It’s also the year of power cuts. A few weeks back, the Ceylon Electricity Board announced 30-minute power cuts and then a few days later, said they would be discontinued. Then they were re-imposed and lifted again. On Wednesday, the CEB announced power cuts again as the long-standing problem at the Norochcholai power plant has still not been sorted out.

The fuel price hike came as fuel prices have risen to (Brent crude) $74.11 per barrel this month from $50.86 in January 2021. To add to the chaos, Minister Vasudeva Nanayakkara is suggesting a coupon scheme for fuel to restrict purchases per person, another going-back-to-the-1970s kind of decision when shortages were the order of the day and food and foreign exchange were rationed to the people.

In another development, government officials are saying the decision to ban chemical fertiliser was foolhardy and that it was not the President who ordered this but an unnamed official who jumped the gun! Farmers and food producers have to suffer because a so-called official decided to fast-track the shift to organic fertiliser which was slated to take 10 years according to President Gotabaya Rajapaksa’s 2019 election manifesto.

Such is the chaos in a land like no other.

To add to the woes, worker remittances, which the Central Bank is hoping will increase this month with the added bonus of an extra Rs. 10 for each dollar converted to rupees, have been coming down. In October, it fell by a staggering 50 per cent to $317 million from $631million in the same 2020 month, while in November it fell to $271.4 million, a more than 50 per cent drop from $611.7 million recorded in November 2020. So far this year till November, remittances have dropped by 18 per cent.
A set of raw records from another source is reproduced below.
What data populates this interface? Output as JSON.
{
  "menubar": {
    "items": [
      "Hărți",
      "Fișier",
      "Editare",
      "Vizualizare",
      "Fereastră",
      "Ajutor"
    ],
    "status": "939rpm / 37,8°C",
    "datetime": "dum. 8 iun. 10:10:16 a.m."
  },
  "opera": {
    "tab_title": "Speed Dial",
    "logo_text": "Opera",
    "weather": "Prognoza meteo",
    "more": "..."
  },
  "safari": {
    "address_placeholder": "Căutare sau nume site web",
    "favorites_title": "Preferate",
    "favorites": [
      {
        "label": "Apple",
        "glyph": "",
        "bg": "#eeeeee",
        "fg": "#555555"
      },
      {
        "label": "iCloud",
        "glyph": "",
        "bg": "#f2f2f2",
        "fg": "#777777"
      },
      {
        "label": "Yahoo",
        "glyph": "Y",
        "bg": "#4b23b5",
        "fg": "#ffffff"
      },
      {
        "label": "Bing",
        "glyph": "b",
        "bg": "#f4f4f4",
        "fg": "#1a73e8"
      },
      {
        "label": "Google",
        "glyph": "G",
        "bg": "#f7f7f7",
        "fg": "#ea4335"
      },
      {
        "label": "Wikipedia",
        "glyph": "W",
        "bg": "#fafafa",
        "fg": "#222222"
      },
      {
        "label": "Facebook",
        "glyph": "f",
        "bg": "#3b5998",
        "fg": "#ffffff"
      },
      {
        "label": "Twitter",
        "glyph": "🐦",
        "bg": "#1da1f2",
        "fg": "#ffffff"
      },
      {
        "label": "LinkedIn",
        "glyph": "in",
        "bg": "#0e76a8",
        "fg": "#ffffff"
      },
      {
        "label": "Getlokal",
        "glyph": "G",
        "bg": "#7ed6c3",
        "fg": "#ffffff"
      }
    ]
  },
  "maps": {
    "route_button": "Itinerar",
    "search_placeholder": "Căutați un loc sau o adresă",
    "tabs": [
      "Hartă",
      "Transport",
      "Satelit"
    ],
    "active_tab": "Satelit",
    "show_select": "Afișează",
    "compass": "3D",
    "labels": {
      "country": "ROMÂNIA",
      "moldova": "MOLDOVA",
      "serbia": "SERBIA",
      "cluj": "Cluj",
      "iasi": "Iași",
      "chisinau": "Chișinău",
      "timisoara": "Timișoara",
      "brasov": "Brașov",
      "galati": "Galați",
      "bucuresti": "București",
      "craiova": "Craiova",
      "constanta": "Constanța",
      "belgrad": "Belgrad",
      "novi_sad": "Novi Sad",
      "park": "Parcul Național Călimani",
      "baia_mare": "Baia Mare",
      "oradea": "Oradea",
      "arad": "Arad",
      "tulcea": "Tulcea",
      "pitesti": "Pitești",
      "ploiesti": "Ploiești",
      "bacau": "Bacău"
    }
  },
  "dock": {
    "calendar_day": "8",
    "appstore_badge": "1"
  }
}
So what are the positives that have happened in 2021? That we will get the promised $3 billion (loans and credit from China and India) to add to the depleted $1.5 billion foreign reserves and that Sri Lanka will meet its loan repayments without any default?

Another bit of positive news is that earnings from exports recorded the highest monthly export value in history in October 2021 ($1.2 billion, a 40 per cent increase from $854 million recorded in October 2020), while marking the fifth consecutive month of above $1 billion of export earnings.

Oh! What happened to my morning mug of tea? I don’t recall drinking it but saw the empty mug on my table and realised that being a busy morning I may have drunk it in a hurry.

As Kussi Amma Sera brought in my second mug of tea, saying “aluth avuruddak enawa (a new year is coming)”, I reflected on the hopes of most people that the country’s dollar crisis would come to an end in 2022 and most of the other problems would also be resolved, notwithstanding the COVID-19 pandemic which has drained the lives of many people.

Share This Post


Hitad.lk has you covered with quality used or brand new cars for sale that are budget friendly yet reliable! Now is the time to sell your old ride for something more attractive to today's modern automotive market demands. Browse through our selection of affordable options now on Hitad.lk before deciding on what will work best for you!

Advertising Rates

Please contact the advertising office on 011 - 2479521 for the advertising rates.